On January 25th, President Biden expanded restrictions on non-U.S. citizens attempting to enter the U.S. from the following countries:
Wasting no time, White House Chief of Staff Ron Klain issued a memorandum on January 20th that directs, in part, that 1) all rules pending at the Federal Register that have not been published must be immediately withdrawn and 2) agencies must "consider" postponing the effective dates for regulations that have been published, but not yet taken effect, for 60 days from the memo's date (i.e., postponed until at least March 21, 2021). Here’s what that means for the following rules, which the Trump Administration tried to implement in its waning days:
USCIS announced on Friday that it will temporarily suspend in-person services at all field offices, asylum offices and application support centers on Jan. 19th and 20th to ensure the safety of its employees and individuals with appointments.
USCIS is significantly delayed in issuing receipt notices for some applications filed at USCIS lockbox facilities, and in particular, employment-based I-485 and I-765 applications.
Although USCIS announced a new rule yesterday to change the H1B cap selection process, it is expected that the incoming Biden administration will suspend (i.e., postpone) this rule. The new rule is current scheduled to take effect on March 8th.
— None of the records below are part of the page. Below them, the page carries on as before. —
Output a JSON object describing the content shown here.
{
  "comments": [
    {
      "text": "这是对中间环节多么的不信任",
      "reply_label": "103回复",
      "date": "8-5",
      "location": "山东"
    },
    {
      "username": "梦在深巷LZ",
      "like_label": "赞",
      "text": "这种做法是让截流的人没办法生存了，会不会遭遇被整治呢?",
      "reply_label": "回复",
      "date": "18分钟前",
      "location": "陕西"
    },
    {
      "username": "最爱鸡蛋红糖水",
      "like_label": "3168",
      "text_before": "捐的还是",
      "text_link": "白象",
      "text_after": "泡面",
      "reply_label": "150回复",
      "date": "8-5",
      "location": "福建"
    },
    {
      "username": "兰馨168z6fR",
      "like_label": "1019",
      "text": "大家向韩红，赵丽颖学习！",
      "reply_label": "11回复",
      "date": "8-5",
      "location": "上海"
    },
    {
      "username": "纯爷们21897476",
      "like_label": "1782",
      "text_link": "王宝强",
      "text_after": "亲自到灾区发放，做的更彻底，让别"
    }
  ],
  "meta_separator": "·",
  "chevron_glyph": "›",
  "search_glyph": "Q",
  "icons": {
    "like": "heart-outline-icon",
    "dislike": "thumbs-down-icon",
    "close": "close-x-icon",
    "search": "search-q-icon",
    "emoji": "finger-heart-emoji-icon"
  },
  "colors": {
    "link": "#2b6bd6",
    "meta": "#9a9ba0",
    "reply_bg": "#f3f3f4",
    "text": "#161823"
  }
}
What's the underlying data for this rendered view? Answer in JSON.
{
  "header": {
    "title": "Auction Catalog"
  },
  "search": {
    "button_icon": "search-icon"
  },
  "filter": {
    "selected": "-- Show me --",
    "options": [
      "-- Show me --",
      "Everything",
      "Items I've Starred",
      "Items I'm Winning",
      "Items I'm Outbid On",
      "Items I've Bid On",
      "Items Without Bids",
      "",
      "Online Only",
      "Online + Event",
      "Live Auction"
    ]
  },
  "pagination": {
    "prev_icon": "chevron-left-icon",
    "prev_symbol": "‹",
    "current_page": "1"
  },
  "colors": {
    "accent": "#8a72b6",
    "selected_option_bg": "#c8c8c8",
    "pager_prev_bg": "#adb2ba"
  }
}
Despite low unemployment rate in computer science and engineering occupations, President Trump has chosen to extend Proclamation 10052, which was set to expire on Dec. 31, 2020, through March 31, 2021.
On Tuesday, December 1, 2020, U.S. District Judge Jeffrey White, a George W. Bush appointee, struck down new rules the Trump administration announced in October which significantly increased the required salary for H-1B and PERM (labor certification) cases.
U.S. companies, universities and associations have combined to file two lawsuits against the Trump administration’s new H-1B visa regulations, which was meant to make it virtually impossible for U.S. employers to hire high-skilled foreign nationals or sponsor them for permanent residency.
Changes from USCIS continue at a rapid pace and without adequate warning. Today, USCIS announced that the increase in premium processing fee (as required by the Continuing Appropriations Act, 2021 and Other Extensions Act, Pub. L. No. 116-159) signed into law on Oct. 1st will take effect on Oct. 19th.